California voters have ousted Governor Gray Davis and replaced him with actor Arnold Schwarzenegger, in a history-making special recall election. Even before official election returns began to trickle in, television networks projected the recall effort aimed at ousting Democratic Governor Davis would succeed and Republican Arnold Schwarzenegger would easily defeat all other challengers.
Exit poll surveys indicate that Californians had made their minds up weeks ago to oust Gray Davis and that eight in 10 state residents are dissatisfied with the state's lagging economy.
Following a concession speech from Governor Davis, Arnold Schwarzenegger and his supporters celebrated at a downtown Los Angeles hotel. The governor-elect promised to try and bring the state together.
"The first choice that we must make is the one that will determine our success," he said. "Shall we rebuild our state together or shall we fight amongst ourselves, create even deeper division and fail the people of California? Well let me tell you something, the answer is clear. For the people to win, politics as usual must lose."
The actor-turned-politician cruised to an easy victory, even though he had been put on the defensive in the final days of the campaign by charges of sexual harassment from several women. Mr. Schwarzenegger issued a blanket apology and said some of the allegations were true. But he also said most of the accusations were false and the result of what he called "dirty politics."
As for Governor Davis, exit polls indicated he was unable to overcome voter anger over California's economic and budget troubles and their demand for change.
In his concession speech, he urged Democrats to put the bitterness of the recall behind them and work with Governor-elect Schwarzenegger. "We have had a lot of good nights over the last 20 years," he said. "But tonight, the people did decide it is time for someone else to serve and I accept their judgment."
Gray Davis now becomes only the second American governor to be recalled, or removed from office by the voters. He follows in the footsteps of North Dakota Governor Lynn Frazier, who was removed from office in 1921. But for Governor-elect Schwarzenegger, winning the recall election may be the easy part.
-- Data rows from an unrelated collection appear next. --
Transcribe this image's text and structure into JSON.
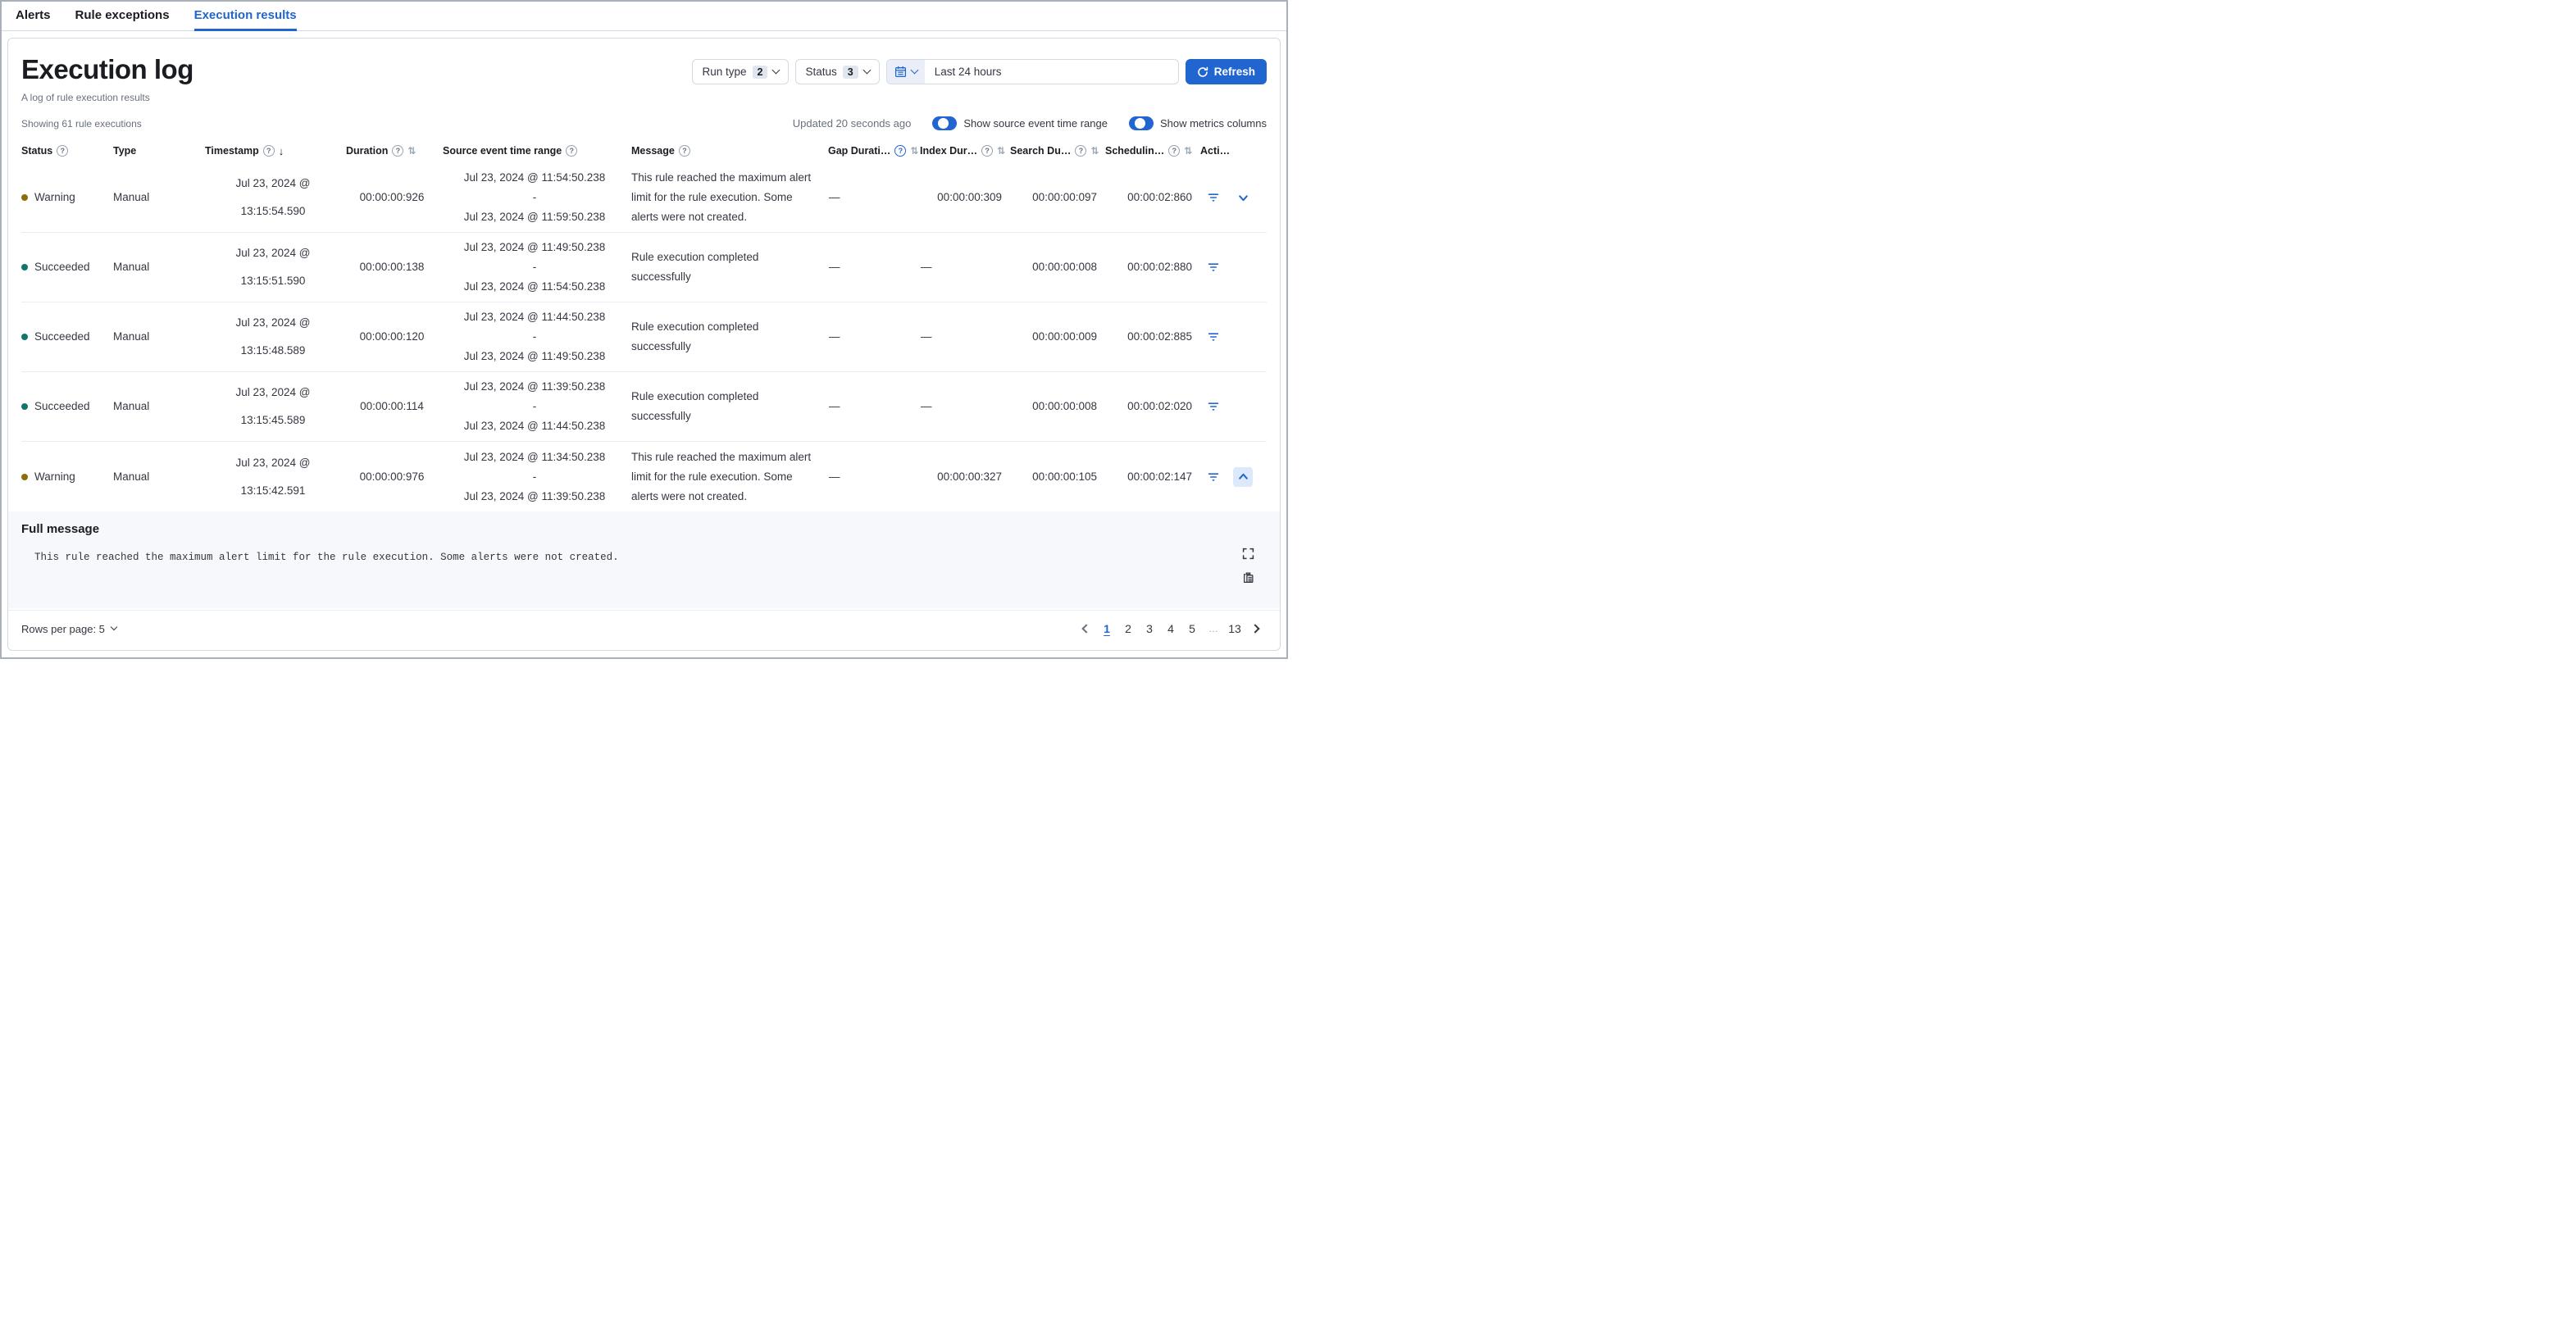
{
  "colors": {
    "accent": "#2065d0",
    "warning_dot": "#8d6d0b",
    "succeeded_dot": "#11756b"
  },
  "tabs": [
    {
      "label": "Alerts",
      "active": false
    },
    {
      "label": "Rule exceptions",
      "active": false
    },
    {
      "label": "Execution results",
      "active": true
    }
  ],
  "header": {
    "title": "Execution log",
    "subtitle": "A log of rule execution results"
  },
  "filters": {
    "run_type_label": "Run type",
    "run_type_count": "2",
    "status_label": "Status",
    "status_count": "3",
    "date_range": "Last 24 hours",
    "refresh_label": "Refresh"
  },
  "table_meta": {
    "showing": "Showing 61 rule executions",
    "updated": "Updated 20 seconds ago",
    "toggles": [
      {
        "label": "Show source event time range",
        "on": true
      },
      {
        "label": "Show metrics columns",
        "on": true
      }
    ]
  },
  "columns": [
    {
      "label": "Status"
    },
    {
      "label": "Type"
    },
    {
      "label": "Timestamp"
    },
    {
      "label": "Duration"
    },
    {
      "label": "Source event time range"
    },
    {
      "label": "Message"
    },
    {
      "label": "Gap Durati…"
    },
    {
      "label": "Index Dur…"
    },
    {
      "label": "Search Du…"
    },
    {
      "label": "Schedulin…"
    },
    {
      "label": "Acti…"
    }
  ],
  "rows": [
    {
      "status": "Warning",
      "dot": "warning",
      "type": "Manual",
      "timestamp": [
        "Jul 23, 2024 @",
        "13:15:54.590"
      ],
      "duration": "00:00:00:926",
      "source": [
        "Jul 23, 2024 @ 11:54:50.238",
        "-",
        "Jul 23, 2024 @ 11:59:50.238"
      ],
      "message": "This rule reached the maximum alert limit for the rule execution. Some alerts were not created.",
      "gap_duration": "—",
      "index_duration": "00:00:00:309",
      "search_duration": "00:00:00:097",
      "scheduling_duration": "00:00:02:860",
      "expand": "down"
    },
    {
      "status": "Succeeded",
      "dot": "succeeded",
      "type": "Manual",
      "timestamp": [
        "Jul 23, 2024 @",
        "13:15:51.590"
      ],
      "duration": "00:00:00:138",
      "source": [
        "Jul 23, 2024 @ 11:49:50.238",
        "-",
        "Jul 23, 2024 @ 11:54:50.238"
      ],
      "message": "Rule execution completed successfully",
      "gap_duration": "—",
      "index_duration": "—",
      "search_duration": "00:00:00:008",
      "scheduling_duration": "00:00:02:880",
      "expand": "none"
    },
    {
      "status": "Succeeded",
      "dot": "succeeded",
      "type": "Manual",
      "timestamp": [
        "Jul 23, 2024 @",
        "13:15:48.589"
      ],
      "duration": "00:00:00:120",
      "source": [
        "Jul 23, 2024 @ 11:44:50.238",
        "-",
        "Jul 23, 2024 @ 11:49:50.238"
      ],
      "message": "Rule execution completed successfully",
      "gap_duration": "—",
      "index_duration": "—",
      "search_duration": "00:00:00:009",
      "scheduling_duration": "00:00:02:885",
      "expand": "none"
    },
    {
      "status": "Succeeded",
      "dot": "succeeded",
      "type": "Manual",
      "timestamp": [
        "Jul 23, 2024 @",
        "13:15:45.589"
      ],
      "duration": "00:00:00:114",
      "source": [
        "Jul 23, 2024 @ 11:39:50.238",
        "-",
        "Jul 23, 2024 @ 11:44:50.238"
      ],
      "message": "Rule execution completed successfully",
      "gap_duration": "—",
      "index_duration": "—",
      "search_duration": "00:00:00:008",
      "scheduling_duration": "00:00:02:020",
      "expand": "none"
    },
    {
      "status": "Warning",
      "dot": "warning",
      "type": "Manual",
      "timestamp": [
        "Jul 23, 2024 @",
        "13:15:42.591"
      ],
      "duration": "00:00:00:976",
      "source": [
        "Jul 23, 2024 @ 11:34:50.238",
        "-",
        "Jul 23, 2024 @ 11:39:50.238"
      ],
      "message": "This rule reached the maximum alert limit for the rule execution. Some alerts were not created.",
      "gap_duration": "—",
      "index_duration": "00:00:00:327",
      "search_duration": "00:00:00:105",
      "scheduling_duration": "00:00:02:147",
      "expand": "up-active"
    }
  ],
  "expanded_row": {
    "title": "Full message",
    "message": "This rule reached the maximum alert limit for the rule execution. Some alerts were not created."
  },
  "footer": {
    "rows_per_page_label": "Rows per page: 5",
    "pages": [
      "1",
      "2",
      "3",
      "4",
      "5",
      "…",
      "13"
    ],
    "active_page": "1"
  }
}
Once he is sworn into office -- which should be in a matter of weeks -- it will be his responsibility to deal with California's economic problems, a state legislature controlled by Democrats and voters eager for change.
The Schwarzenegger victory could also help Republicans -- including President Bush -- become more competitive in California, which in recent years has leaned to the Democrats.